This year’s Japan Week program was planned and will be hosted by the Department of Languages, Literatures and Cultures, chaired by Shigeru Osuka, professor of Asian Studies. Starting preparations in January, Osuka began working with the Japan Week committee and students for ideas and planning.
“We looked at current society and related it to the topic in Japan,” Osuka said. “It is very important to integrate between academic curriculum and cultural events to understand forging society. Therefore, the department is providing an opportunity our students to participate first-hand experiences in different cultural events.”
Though Japan Week has been at Seton Hall for 21 years, each year aims to differ from past celebrations.
This year, history professor Anne Giblin Gedacht organized the event on ramen noodles. Professor Kyoko Takamatsu from the Japanese Program organized the tour of Kyoto, games of Karuta, a traditional card game, and an opportunity for participants to make their own Japanese-style parfait.
Despite these new additions, Japan Week continue to have its popular programs like the Cosplay Contest, Japanese Language and Digital Storytelling Awards Ceremony and the Annual Graduate Student and Scholar-Teacher Symposium on Japanese Studies.
Adeline Fagel, a senior Asian studies major, has had an active role in the planning process.
“As Secretary of the Asian Cultural Association (ACA), I’ve attended E-board meetings to come up with the ACA sponsored events this year, which are the Kendama Play & Experience and Karaoke Night events,” Fagel said. “With the other E-board members, we discussed logistics and our financial budget for the materials, refreshments and prizes.”
Alecia Mobley, a senior broadcasting and visual media major, expressed her interest in this year’s Japan Week.
“I am excited for to the SHU Cosplay Contest. I can’t wait to see everyone’s costumes,” Mobley said. “I really appreciate Japan Week’s efforts to expose SHU students to different aspects of Japanese culture.”

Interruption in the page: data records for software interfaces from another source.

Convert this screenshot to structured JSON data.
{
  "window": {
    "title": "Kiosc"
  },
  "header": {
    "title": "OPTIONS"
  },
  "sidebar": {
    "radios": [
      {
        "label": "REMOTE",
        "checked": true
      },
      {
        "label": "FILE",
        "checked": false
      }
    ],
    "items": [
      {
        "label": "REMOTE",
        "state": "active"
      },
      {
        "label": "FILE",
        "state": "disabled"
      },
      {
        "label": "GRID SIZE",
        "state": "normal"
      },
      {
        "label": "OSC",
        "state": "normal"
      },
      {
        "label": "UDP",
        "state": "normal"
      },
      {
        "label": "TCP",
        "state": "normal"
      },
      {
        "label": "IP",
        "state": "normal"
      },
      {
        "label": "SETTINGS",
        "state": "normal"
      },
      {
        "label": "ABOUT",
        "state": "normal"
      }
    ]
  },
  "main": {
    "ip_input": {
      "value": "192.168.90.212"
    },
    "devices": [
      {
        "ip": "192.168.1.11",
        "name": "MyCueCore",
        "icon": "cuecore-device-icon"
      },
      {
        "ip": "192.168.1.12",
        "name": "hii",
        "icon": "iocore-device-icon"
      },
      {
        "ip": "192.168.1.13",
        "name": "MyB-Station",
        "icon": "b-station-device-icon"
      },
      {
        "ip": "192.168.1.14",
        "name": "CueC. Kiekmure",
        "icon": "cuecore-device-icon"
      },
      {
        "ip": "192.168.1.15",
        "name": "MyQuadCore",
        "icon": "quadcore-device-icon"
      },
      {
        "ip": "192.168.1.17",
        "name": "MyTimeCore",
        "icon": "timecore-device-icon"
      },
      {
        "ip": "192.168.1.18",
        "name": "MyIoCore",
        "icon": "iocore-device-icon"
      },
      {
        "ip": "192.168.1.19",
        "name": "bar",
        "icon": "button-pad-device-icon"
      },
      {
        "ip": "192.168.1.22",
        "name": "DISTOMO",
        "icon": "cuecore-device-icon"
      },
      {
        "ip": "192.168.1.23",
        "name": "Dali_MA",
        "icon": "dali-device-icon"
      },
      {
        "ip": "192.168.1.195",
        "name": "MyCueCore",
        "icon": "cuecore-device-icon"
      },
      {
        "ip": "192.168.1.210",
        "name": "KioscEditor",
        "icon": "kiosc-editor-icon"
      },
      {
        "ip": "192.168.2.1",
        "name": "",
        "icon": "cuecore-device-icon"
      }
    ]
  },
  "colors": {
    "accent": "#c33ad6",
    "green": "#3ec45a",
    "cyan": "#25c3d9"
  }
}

All nine events are open to the public and free of charge.
Schania Anderson can be reached at firstname.lastname@example.org.